> _Brief_:
Show all lines containing "KERüLET" from the data below.

> _Entries from a dataset of interfaces_:
[Start of Attachment]

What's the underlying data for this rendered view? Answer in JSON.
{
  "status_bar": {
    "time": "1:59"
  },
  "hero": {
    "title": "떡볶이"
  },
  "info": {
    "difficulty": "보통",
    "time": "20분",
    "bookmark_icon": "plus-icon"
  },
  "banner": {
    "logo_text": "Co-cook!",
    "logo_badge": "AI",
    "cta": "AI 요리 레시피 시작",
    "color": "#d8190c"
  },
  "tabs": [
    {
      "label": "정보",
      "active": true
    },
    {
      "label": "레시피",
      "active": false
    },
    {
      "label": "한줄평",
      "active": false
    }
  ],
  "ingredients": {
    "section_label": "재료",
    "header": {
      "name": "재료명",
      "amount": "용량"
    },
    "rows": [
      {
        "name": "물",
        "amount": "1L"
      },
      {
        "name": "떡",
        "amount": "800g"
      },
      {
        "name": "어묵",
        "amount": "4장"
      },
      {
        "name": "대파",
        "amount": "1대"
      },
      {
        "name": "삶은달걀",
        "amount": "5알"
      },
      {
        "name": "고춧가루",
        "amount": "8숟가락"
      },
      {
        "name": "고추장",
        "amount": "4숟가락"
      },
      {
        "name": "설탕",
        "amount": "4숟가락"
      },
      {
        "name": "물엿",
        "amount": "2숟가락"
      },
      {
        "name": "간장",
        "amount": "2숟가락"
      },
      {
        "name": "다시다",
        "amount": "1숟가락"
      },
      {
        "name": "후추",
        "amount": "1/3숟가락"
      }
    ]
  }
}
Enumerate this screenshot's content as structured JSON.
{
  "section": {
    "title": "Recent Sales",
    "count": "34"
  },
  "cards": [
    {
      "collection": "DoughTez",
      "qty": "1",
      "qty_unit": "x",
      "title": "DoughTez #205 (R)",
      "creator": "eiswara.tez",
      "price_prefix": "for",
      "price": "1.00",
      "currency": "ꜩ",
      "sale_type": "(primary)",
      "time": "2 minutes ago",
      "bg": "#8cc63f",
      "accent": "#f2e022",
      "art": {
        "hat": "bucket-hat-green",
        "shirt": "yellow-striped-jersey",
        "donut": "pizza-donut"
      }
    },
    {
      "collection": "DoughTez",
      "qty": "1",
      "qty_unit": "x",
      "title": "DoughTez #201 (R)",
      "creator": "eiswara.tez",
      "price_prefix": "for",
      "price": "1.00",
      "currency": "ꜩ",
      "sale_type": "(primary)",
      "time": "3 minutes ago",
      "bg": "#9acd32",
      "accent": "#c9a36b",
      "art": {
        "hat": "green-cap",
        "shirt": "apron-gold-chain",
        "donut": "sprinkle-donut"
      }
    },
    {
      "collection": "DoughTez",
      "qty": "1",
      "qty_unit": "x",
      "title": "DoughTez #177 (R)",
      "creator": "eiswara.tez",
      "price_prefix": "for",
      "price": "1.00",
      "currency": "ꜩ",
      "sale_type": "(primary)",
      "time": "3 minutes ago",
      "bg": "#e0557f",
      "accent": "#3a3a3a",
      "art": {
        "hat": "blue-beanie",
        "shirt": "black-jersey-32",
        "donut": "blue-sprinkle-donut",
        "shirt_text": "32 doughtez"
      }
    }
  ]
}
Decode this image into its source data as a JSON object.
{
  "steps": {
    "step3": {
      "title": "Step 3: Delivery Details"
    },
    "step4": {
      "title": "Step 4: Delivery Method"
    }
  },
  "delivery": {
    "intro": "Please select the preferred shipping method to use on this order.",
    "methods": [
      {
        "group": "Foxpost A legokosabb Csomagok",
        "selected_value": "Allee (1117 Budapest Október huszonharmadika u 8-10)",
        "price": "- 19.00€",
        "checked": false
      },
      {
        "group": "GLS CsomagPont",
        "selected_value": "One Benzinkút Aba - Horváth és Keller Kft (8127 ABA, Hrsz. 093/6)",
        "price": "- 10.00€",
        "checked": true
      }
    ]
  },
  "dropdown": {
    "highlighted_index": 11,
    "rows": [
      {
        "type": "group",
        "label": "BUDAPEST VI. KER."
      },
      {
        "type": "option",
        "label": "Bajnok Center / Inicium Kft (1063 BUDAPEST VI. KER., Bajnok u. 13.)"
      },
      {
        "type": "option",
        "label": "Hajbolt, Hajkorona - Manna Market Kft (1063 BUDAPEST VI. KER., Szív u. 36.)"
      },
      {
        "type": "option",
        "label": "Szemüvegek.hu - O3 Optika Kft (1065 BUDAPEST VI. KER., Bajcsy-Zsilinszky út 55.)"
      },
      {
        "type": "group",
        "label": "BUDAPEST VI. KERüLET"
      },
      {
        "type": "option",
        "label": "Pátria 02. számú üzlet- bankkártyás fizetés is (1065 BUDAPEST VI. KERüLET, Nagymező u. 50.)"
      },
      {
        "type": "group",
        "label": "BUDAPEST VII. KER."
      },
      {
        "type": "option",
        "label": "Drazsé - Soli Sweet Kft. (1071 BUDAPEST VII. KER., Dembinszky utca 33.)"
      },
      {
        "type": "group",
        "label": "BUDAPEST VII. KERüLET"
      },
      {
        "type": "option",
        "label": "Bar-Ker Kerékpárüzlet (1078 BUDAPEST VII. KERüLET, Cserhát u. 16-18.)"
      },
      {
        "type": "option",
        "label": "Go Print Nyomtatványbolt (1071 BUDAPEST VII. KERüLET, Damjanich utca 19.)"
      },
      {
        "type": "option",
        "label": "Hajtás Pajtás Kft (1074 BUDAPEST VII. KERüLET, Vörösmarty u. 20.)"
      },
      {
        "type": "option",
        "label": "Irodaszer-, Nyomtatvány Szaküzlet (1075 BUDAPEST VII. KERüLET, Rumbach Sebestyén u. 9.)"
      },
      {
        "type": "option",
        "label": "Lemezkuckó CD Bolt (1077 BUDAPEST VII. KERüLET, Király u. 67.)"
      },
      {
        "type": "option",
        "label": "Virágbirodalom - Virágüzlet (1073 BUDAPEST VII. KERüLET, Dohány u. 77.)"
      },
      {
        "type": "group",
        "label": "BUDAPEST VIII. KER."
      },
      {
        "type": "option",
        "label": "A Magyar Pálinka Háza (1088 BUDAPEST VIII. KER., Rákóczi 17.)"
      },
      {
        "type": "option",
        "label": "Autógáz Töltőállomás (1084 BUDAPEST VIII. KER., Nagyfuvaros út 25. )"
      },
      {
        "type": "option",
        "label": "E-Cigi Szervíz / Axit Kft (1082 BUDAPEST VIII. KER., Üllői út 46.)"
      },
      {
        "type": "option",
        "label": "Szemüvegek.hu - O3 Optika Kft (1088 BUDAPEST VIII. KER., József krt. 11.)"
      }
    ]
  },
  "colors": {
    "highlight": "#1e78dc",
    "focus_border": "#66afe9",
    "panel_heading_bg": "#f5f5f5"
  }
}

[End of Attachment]

> _Solution for this task_:
        "label": "BUDAPEST VI. KERüLET"
        "label": "Pátria 02. számú üzlet- bankkártyás fizetés is (1065 BUDAPEST VI. KERüLET, Nagymező u. 50.)"
        "label": "BUDAPEST VII. KERüLET"
        "label": "Bar-Ker Kerékpárüzlet (1078 BUDAPEST VII. KERüLET, Cserhát u. 16-18.)"
        "label": "Go Print Nyomtatványbolt (1071 BUDAPEST VII. KERüLET, Damjanich utca 19.)"
        "label": "Hajtás Pajtás Kft (1074 BUDAPEST VII. KERüLET, Vörösmarty u. 20.)"
        "label": "Irodaszer-, Nyomtatvány Szaküzlet (1075 BUDAPEST VII. KERüLET, Rumbach Sebestyén u. 9.)"
        "label": "Lemezkuckó CD Bolt (1077 BUDAPEST VII. KERüLET, Király u. 67.)"
        "label": "Virágbirodalom - Virágüzlet (1073 BUDAPEST VII. KERüLET, Dohány u. 77.)"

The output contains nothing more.